This was a lot of fun to work on. I took the picture with my Android phone using an app that made it look like a black and white line drawing (Camera 360) then I ran it through a pile of Photoshop filters until I got the look I wanted. The story in the strip is from a news story I heard on CCTV9 that I found sort of ironic. But, this took me quite a while to do. I'm sure that most teachers aren't interested in this sort of thing. But it did get me thinking about uses for comic strips in the classroom and I started looking for other tools.
Here are 4 online tools that I presented to our teachers:
StripCreator: This one is really easy to use, but the comic strips can't be embedded. You will need to print them out.
Pixton: This one is the most powerful of the four but takes a little more time to get things the way you want.
MakeBeliefsComix: Really cute. Really basic.
ToonDoo: This one is probably the best all-round choice. it has a lot of flexibility and a lot of images and characters to choose from. This one was very popular with my fellow MET students.

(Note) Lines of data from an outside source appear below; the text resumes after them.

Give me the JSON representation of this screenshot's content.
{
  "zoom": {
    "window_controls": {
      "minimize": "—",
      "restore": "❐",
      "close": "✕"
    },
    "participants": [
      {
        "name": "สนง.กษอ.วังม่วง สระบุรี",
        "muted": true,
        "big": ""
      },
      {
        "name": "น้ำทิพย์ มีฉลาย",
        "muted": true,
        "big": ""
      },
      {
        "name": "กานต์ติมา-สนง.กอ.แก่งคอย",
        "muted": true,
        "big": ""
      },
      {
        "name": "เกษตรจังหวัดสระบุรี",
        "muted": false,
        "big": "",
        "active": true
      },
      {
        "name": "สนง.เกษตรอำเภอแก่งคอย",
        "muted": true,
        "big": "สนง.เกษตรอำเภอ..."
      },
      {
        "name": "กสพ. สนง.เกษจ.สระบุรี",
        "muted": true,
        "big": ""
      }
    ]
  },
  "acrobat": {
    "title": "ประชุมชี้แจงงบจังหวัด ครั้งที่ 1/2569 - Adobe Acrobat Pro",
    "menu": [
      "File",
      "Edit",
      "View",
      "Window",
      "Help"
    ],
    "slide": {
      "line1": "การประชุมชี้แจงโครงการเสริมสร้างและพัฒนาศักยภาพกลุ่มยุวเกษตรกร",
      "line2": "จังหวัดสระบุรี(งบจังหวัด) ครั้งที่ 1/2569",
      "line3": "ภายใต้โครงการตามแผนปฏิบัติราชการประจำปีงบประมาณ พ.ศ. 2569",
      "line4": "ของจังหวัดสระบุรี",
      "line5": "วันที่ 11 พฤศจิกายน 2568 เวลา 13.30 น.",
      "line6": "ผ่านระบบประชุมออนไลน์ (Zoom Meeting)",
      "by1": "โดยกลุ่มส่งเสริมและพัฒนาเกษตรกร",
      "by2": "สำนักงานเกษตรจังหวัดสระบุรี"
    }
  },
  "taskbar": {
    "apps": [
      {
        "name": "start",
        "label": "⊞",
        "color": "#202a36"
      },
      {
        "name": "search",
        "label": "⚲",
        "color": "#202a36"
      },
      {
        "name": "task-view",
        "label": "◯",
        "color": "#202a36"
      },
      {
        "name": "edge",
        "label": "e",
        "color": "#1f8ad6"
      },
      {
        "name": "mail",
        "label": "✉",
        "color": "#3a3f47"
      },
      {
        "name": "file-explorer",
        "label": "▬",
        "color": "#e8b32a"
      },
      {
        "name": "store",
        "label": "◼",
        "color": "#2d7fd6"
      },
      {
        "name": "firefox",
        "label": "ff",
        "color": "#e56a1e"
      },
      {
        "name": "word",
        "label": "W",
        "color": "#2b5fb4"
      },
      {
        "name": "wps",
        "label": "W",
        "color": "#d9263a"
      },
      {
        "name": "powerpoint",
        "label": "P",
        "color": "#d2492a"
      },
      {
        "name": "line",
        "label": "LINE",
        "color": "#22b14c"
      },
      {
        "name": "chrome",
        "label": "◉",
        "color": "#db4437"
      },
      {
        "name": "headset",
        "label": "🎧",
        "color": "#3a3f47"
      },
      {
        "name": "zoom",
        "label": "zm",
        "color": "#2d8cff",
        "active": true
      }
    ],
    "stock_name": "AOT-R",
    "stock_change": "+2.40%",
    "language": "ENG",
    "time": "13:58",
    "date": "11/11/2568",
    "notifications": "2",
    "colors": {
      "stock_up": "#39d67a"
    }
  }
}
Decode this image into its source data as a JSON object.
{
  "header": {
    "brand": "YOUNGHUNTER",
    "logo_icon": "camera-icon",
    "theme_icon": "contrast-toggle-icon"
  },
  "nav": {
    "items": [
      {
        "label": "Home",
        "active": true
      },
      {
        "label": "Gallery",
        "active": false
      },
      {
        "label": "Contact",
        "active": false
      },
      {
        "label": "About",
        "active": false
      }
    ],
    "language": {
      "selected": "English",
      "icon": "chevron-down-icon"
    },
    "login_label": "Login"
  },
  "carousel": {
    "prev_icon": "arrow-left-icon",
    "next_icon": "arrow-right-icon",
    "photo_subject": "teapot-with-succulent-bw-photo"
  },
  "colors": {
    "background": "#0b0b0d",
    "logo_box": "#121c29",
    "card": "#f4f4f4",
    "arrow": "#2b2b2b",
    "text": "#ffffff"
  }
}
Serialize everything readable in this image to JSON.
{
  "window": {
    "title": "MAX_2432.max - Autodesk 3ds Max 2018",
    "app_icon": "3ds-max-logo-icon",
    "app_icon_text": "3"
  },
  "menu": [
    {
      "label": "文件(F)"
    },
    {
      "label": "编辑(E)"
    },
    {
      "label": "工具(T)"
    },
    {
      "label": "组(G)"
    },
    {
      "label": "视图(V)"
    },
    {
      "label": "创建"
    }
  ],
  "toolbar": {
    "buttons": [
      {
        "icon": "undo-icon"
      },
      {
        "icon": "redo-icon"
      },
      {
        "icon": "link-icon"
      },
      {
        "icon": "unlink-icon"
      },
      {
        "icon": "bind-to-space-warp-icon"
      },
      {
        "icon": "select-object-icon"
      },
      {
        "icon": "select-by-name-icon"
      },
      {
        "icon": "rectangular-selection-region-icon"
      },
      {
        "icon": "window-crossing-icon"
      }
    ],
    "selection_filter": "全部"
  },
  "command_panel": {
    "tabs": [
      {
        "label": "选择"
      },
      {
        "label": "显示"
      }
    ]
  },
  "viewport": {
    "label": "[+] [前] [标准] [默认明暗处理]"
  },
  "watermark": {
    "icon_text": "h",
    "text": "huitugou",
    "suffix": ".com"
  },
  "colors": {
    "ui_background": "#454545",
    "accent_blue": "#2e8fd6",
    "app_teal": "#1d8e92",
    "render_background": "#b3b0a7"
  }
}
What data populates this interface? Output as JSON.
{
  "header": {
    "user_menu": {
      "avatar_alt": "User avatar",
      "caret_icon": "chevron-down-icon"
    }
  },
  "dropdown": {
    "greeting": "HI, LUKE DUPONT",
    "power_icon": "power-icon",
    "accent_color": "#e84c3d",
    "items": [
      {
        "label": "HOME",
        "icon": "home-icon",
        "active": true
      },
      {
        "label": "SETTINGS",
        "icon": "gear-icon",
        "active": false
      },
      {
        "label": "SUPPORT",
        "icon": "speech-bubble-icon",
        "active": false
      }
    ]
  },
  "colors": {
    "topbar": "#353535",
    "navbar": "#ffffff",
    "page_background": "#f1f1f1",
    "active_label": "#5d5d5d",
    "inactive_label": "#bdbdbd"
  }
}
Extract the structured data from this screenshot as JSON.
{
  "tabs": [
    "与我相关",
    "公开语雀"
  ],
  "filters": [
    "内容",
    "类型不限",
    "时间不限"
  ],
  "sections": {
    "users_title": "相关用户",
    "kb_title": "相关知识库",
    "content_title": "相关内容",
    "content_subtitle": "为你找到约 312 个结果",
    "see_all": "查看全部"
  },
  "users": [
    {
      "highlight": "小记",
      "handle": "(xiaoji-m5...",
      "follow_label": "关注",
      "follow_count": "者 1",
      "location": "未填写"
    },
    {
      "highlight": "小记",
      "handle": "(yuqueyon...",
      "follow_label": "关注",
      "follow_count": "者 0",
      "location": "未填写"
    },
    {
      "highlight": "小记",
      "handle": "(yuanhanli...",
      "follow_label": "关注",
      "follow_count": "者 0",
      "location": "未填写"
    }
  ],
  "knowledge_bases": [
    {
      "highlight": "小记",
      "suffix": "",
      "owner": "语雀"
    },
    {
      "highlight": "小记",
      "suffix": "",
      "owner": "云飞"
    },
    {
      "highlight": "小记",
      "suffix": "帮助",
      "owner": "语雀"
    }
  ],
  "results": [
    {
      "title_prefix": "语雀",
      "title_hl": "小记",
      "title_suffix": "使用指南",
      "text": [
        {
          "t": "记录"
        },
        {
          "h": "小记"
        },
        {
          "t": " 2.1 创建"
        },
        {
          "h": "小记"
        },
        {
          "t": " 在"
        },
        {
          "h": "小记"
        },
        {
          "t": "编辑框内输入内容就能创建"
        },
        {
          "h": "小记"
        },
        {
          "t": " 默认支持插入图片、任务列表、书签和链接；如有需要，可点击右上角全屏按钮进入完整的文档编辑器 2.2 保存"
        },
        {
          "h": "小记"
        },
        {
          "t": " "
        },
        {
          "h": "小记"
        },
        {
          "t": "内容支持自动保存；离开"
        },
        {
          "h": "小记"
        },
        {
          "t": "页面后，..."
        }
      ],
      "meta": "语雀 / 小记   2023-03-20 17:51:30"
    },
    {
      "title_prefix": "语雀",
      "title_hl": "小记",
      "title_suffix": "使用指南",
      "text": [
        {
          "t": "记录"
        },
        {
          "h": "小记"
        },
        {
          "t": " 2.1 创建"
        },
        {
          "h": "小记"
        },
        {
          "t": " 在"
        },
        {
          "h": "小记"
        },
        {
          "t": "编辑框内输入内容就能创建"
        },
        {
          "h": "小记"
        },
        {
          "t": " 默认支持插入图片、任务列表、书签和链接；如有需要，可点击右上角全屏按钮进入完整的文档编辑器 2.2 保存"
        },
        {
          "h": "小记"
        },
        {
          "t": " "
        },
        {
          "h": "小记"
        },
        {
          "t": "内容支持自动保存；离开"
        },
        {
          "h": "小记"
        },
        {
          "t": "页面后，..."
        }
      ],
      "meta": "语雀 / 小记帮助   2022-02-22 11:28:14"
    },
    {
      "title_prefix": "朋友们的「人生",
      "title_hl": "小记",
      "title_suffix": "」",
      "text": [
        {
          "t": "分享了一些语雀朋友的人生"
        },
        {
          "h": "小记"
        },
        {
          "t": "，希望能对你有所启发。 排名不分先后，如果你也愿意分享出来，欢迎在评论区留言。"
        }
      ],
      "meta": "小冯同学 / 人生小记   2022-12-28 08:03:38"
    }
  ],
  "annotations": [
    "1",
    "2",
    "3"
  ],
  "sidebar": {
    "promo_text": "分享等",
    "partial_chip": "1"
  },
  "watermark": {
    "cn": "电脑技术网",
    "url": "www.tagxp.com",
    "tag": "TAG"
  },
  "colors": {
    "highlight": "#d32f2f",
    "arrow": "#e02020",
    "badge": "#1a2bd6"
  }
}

In the classroom, I found comic strips as a useful tool to get students to make storyboards while they were writing stories. They also made a nice alternative to journal writing for ESOL students who found the visual elements helpful in expressing their ideas. And putting together a comic strip isn't as simple as it seems. When you only have 4 or 4 frames to tell your story, you really need to distill it down to its essence. It is a good activity for reflection at the end of a unit. If you have more ideas about how to use comic strips in the classroom, please share. You are welcome to add your own comments.